● Your instructions
Would you restate all of the entries verbatim, minus any images?

● Stored records
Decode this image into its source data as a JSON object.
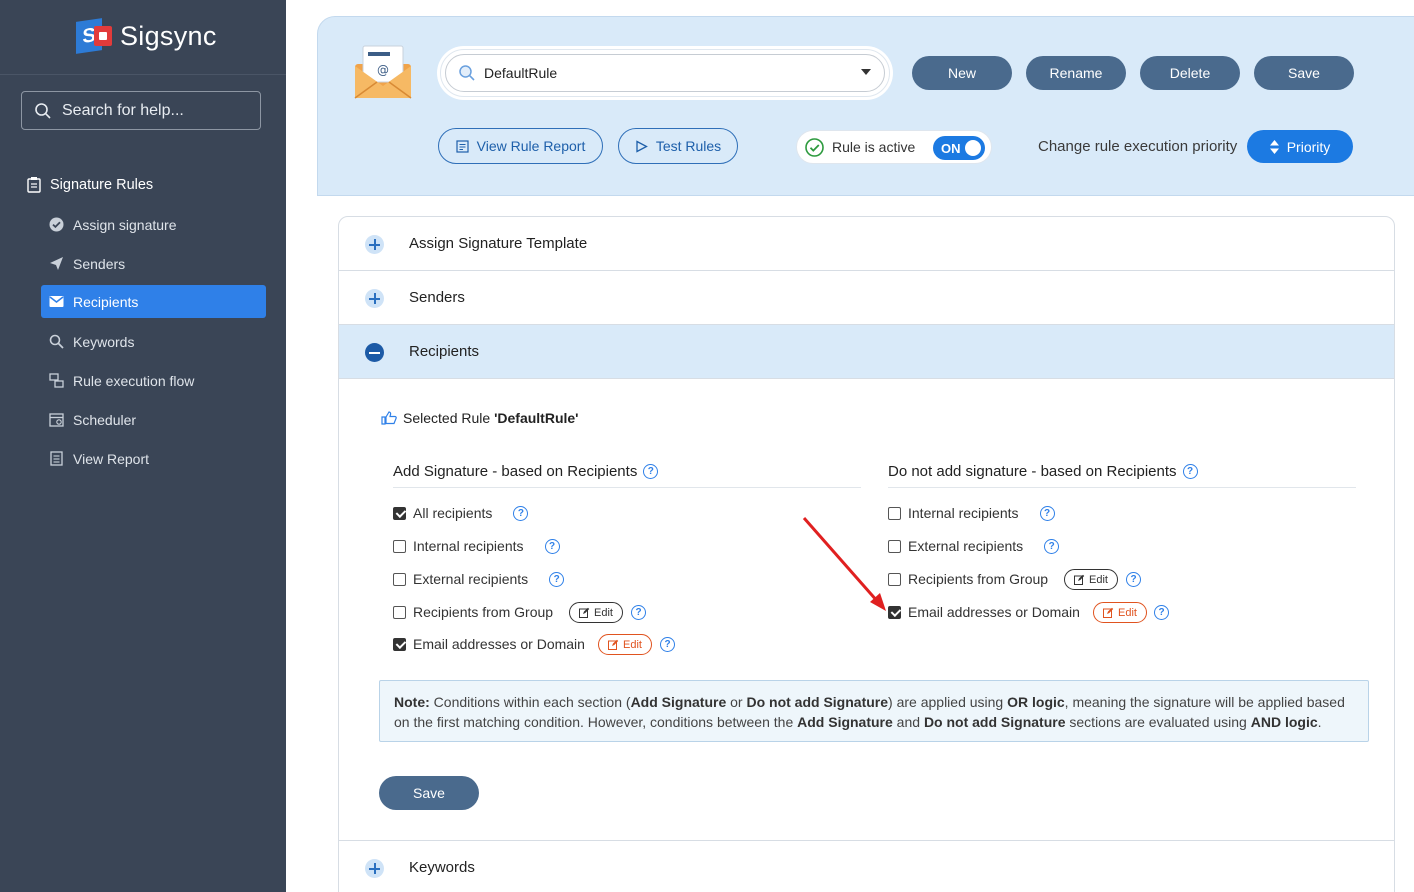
{
  "app": {
    "name": "Sigsync"
  },
  "sidebar": {
    "search_placeholder": "Search for help...",
    "section_title": "Signature Rules",
    "items": [
      {
        "label": "Assign signature",
        "icon": "check-circle-icon"
      },
      {
        "label": "Senders",
        "icon": "send-icon"
      },
      {
        "label": "Recipients",
        "icon": "mail-icon",
        "active": true
      },
      {
        "label": "Keywords",
        "icon": "search-icon"
      },
      {
        "label": "Rule execution flow",
        "icon": "flow-icon"
      },
      {
        "label": "Scheduler",
        "icon": "calendar-icon"
      },
      {
        "label": "View Report",
        "icon": "report-icon"
      }
    ]
  },
  "toolbar": {
    "rule_name": "DefaultRule",
    "new_label": "New",
    "rename_label": "Rename",
    "delete_label": "Delete",
    "save_label": "Save",
    "view_report_label": "View Rule Report",
    "test_rules_label": "Test Rules",
    "rule_active_label": "Rule is active",
    "toggle_label": "ON",
    "priority_text": "Change rule execution priority",
    "priority_label": "Priority"
  },
  "accordion": {
    "sections": [
      {
        "label": "Assign Signature Template",
        "open": false
      },
      {
        "label": "Senders",
        "open": false
      },
      {
        "label": "Recipients",
        "open": true
      },
      {
        "label": "Keywords",
        "open": false
      }
    ]
  },
  "recipients": {
    "selected_rule_prefix": "Selected Rule ",
    "selected_rule_name": "'DefaultRule'",
    "add_title": "Add Signature - based on Recipients",
    "noadd_title": "Do not add signature - based on Recipients",
    "edit_label": "Edit",
    "add_options": [
      {
        "label": "All recipients",
        "checked": true
      },
      {
        "label": "Internal recipients",
        "checked": false
      },
      {
        "label": "External recipients",
        "checked": false
      },
      {
        "label": "Recipients from Group",
        "checked": false
      },
      {
        "label": "Email addresses or Domain",
        "checked": true
      }
    ],
    "noadd_options": [
      {
        "label": "Internal recipients",
        "checked": false
      },
      {
        "label": "External recipients",
        "checked": false
      },
      {
        "label": "Recipients from Group",
        "checked": false
      },
      {
        "label": "Email addresses or Domain",
        "checked": true
      }
    ],
    "note": {
      "note_label": "Note:",
      "t1": " Conditions within each section (",
      "b1": "Add Signature",
      "t2": " or ",
      "b2": "Do not add Signature",
      "t3": ") are applied using ",
      "b3": "OR logic",
      "t4": ", meaning the signature will be applied based on the first matching condition. However, conditions between the ",
      "b4": "Add Signature",
      "t5": " and ",
      "b5": "Do not add Signature",
      "t6": " sections are evaluated using ",
      "b6": "AND logic",
      "t7": "."
    },
    "save_label": "Save"
  },
  "colors": {
    "sidebar_bg": "#3a4556",
    "accent": "#2f80e8",
    "panel_bg": "#d9eaf9",
    "button_slate": "#4a6a8d",
    "annotation_arrow": "#e02020"
  }
}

● Written solution
Decode this image into its source data as a JSON object.
{
  "app": {
    "name": "Sigsync"
  },
  "sidebar": {
    "search_placeholder": "Search for help...",
    "section_title": "Signature Rules",
    "items": [
      {
        "label": "Assign signature",
        "icon": "check-circle-icon"
      },
      {
        "label": "Senders",
        "icon": "send-icon"
      },
      {
        "label": "Recipients",
        "icon": "mail-icon",
        "active": true
      },
      {
        "label": "Keywords",
        "icon": "search-icon"
      },
      {
        "label": "Rule execution flow",
        "icon": "flow-icon"
      },
      {
        "label": "Scheduler",
        "icon": "calendar-icon"
      },
      {
        "label": "View Report",
        "icon": "report-icon"
      }
    ]
  },
  "toolbar": {
    "rule_name": "DefaultRule",
    "new_label": "New",
    "rename_label": "Rename",
    "delete_label": "Delete",
    "save_label": "Save",
    "view_report_label": "View Rule Report",
    "test_rules_label": "Test Rules",
    "rule_active_label": "Rule is active",
    "toggle_label": "ON",
    "priority_text": "Change rule execution priority",
    "priority_label": "Priority"
  },
  "accordion": {
    "sections": [
      {
        "label": "Assign Signature Template",
        "open": false
      },
      {
        "label": "Senders",
        "open": false
      },
      {
        "label": "Recipients",
        "open": true
      },
      {
        "label": "Keywords",
        "open": false
      }
    ]
  },
  "recipients": {
    "selected_rule_prefix": "Selected Rule ",
    "selected_rule_name": "'DefaultRule'",
    "add_title": "Add Signature - based on Recipients",
    "noadd_title": "Do not add signature - based on Recipients",
    "edit_label": "Edit",
    "add_options": [
      {
        "label": "All recipients",
        "checked": true
      },
      {
        "label": "Internal recipients",
        "checked": false
      },
      {
        "label": "External recipients",
        "checked": false
      },
      {
        "label": "Recipients from Group",
        "checked": false
      },
      {
        "label": "Email addresses or Domain",
        "checked": true
      }
    ],
    "noadd_options": [
      {
        "label": "Internal recipients",
        "checked": false
      },
      {
        "label": "External recipients",
        "checked": false
      },
      {
        "label": "Recipients from Group",
        "checked": false
      },
      {
        "label": "Email addresses or Domain",
        "checked": true
      }
    ],
    "note": {
      "note_label": "Note:",
      "t1": " Conditions within each section (",
      "b1": "Add Signature",
      "t2": " or ",
      "b2": "Do not add Signature",
      "t3": ") are applied using ",
      "b3": "OR logic",
      "t4": ", meaning the signature will be applied based on the first matching condition. However, conditions between the ",
      "b4": "Add Signature",
      "t5": " and ",
      "b5": "Do not add Signature",
      "t6": " sections are evaluated using ",
      "b6": "AND logic",
      "t7": "."
    },
    "save_label": "Save"
  },
  "colors": {
    "sidebar_bg": "#3a4556",
    "accent": "#2f80e8",
    "panel_bg": "#d9eaf9",
    "button_slate": "#4a6a8d",
    "annotation_arrow": "#e02020"
  }
}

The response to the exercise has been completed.